TASK DIRECTIONS: Down to the last line, repeat the data below exactly.

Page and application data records
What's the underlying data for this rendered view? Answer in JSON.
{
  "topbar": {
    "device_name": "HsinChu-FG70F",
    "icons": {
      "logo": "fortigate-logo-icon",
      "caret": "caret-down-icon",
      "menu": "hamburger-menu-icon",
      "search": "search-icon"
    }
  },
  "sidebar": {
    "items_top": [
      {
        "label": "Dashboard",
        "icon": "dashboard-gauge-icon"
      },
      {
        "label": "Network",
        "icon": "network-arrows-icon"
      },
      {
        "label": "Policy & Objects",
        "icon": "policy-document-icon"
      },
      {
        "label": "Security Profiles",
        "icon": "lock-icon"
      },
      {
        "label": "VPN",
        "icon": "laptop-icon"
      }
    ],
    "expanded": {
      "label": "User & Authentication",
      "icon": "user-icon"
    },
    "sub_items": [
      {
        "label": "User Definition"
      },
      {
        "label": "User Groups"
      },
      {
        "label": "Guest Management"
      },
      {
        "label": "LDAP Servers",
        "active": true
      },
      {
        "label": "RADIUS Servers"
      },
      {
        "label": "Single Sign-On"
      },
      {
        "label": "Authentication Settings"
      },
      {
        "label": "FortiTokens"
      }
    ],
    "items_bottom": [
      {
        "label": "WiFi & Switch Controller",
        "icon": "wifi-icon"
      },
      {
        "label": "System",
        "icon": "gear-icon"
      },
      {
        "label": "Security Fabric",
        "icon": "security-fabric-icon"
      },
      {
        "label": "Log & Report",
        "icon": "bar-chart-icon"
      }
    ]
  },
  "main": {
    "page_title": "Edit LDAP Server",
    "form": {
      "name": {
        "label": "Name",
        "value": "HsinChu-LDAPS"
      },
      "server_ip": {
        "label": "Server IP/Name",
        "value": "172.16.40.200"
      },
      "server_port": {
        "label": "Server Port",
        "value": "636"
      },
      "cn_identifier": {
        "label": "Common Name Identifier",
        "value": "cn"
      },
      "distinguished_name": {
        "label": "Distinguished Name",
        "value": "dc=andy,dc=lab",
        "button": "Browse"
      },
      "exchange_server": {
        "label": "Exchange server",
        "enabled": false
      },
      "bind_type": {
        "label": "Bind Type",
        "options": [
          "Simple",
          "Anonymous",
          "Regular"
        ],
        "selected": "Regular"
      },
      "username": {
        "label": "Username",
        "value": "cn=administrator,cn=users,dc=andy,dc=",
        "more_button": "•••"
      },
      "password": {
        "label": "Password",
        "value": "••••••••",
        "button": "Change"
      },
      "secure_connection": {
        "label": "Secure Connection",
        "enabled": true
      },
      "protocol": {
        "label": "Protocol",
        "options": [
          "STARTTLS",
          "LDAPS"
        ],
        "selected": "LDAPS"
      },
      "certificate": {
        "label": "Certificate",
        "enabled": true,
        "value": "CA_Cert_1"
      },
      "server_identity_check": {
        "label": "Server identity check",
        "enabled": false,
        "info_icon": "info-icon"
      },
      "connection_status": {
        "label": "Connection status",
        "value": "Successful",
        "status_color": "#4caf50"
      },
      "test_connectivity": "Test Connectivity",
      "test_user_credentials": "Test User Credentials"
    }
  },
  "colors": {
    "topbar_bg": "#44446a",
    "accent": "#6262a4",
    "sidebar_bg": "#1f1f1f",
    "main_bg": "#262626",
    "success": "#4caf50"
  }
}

SOLUTION TO THIS TASK:
What's the underlying data for this rendered view? Answer in JSON.
{
  "topbar": {
    "device_name": "HsinChu-FG70F",
    "icons": {
      "logo": "fortigate-logo-icon",
      "caret": "caret-down-icon",
      "menu": "hamburger-menu-icon",
      "search": "search-icon"
    }
  },
  "sidebar": {
    "items_top": [
      {
        "label": "Dashboard",
        "icon": "dashboard-gauge-icon"
      },
      {
        "label": "Network",
        "icon": "network-arrows-icon"
      },
      {
        "label": "Policy & Objects",
        "icon": "policy-document-icon"
      },
      {
        "label": "Security Profiles",
        "icon": "lock-icon"
      },
      {
        "label": "VPN",
        "icon": "laptop-icon"
      }
    ],
    "expanded": {
      "label": "User & Authentication",
      "icon": "user-icon"
    },
    "sub_items": [
      {
        "label": "User Definition"
      },
      {
        "label": "User Groups"
      },
      {
        "label": "Guest Management"
      },
      {
        "label": "LDAP Servers",
        "active": true
      },
      {
        "label": "RADIUS Servers"
      },
      {
        "label": "Single Sign-On"
      },
      {
        "label": "Authentication Settings"
      },
      {
        "label": "FortiTokens"
      }
    ],
    "items_bottom": [
      {
        "label": "WiFi & Switch Controller",
        "icon": "wifi-icon"
      },
      {
        "label": "System",
        "icon": "gear-icon"
      },
      {
        "label": "Security Fabric",
        "icon": "security-fabric-icon"
      },
      {
        "label": "Log & Report",
        "icon": "bar-chart-icon"
      }
    ]
  },
  "main": {
    "page_title": "Edit LDAP Server",
    "form": {
      "name": {
        "label": "Name",
        "value": "HsinChu-LDAPS"
      },
      "server_ip": {
        "label": "Server IP/Name",
        "value": "172.16.40.200"
      },
      "server_port": {
        "label": "Server Port",
        "value": "636"
      },
      "cn_identifier": {
        "label": "Common Name Identifier",
        "value": "cn"
      },
      "distinguished_name": {
        "label": "Distinguished Name",
        "value": "dc=andy,dc=lab",
        "button": "Browse"
      },
      "exchange_server": {
        "label": "Exchange server",
        "enabled": false
      },
      "bind_type": {
        "label": "Bind Type",
        "options": [
          "Simple",
          "Anonymous",
          "Regular"
        ],
        "selected": "Regular"
      },
      "username": {
        "label": "Username",
        "value": "cn=administrator,cn=users,dc=andy,dc=",
        "more_button": "•••"
      },
      "password": {
        "label": "Password",
        "value": "••••••••",
        "button": "Change"
      },
      "secure_connection": {
        "label": "Secure Connection",
        "enabled": true
      },
      "protocol": {
        "label": "Protocol",
        "options": [
          "STARTTLS",
          "LDAPS"
        ],
        "selected": "LDAPS"
      },
      "certificate": {
        "label": "Certificate",
        "enabled": true,
        "value": "CA_Cert_1"
      },
      "server_identity_check": {
        "label": "Server identity check",
        "enabled": false,
        "info_icon": "info-icon"
      },
      "connection_status": {
        "label": "Connection status",
        "value": "Successful",
        "status_color": "#4caf50"
      },
      "test_connectivity": "Test Connectivity",
      "test_user_credentials": "Test User Credentials"
    }
  },
  "colors": {
    "topbar_bg": "#44446a",
    "accent": "#6262a4",
    "sidebar_bg": "#1f1f1f",
    "main_bg": "#262626",
    "success": "#4caf50"
  }
}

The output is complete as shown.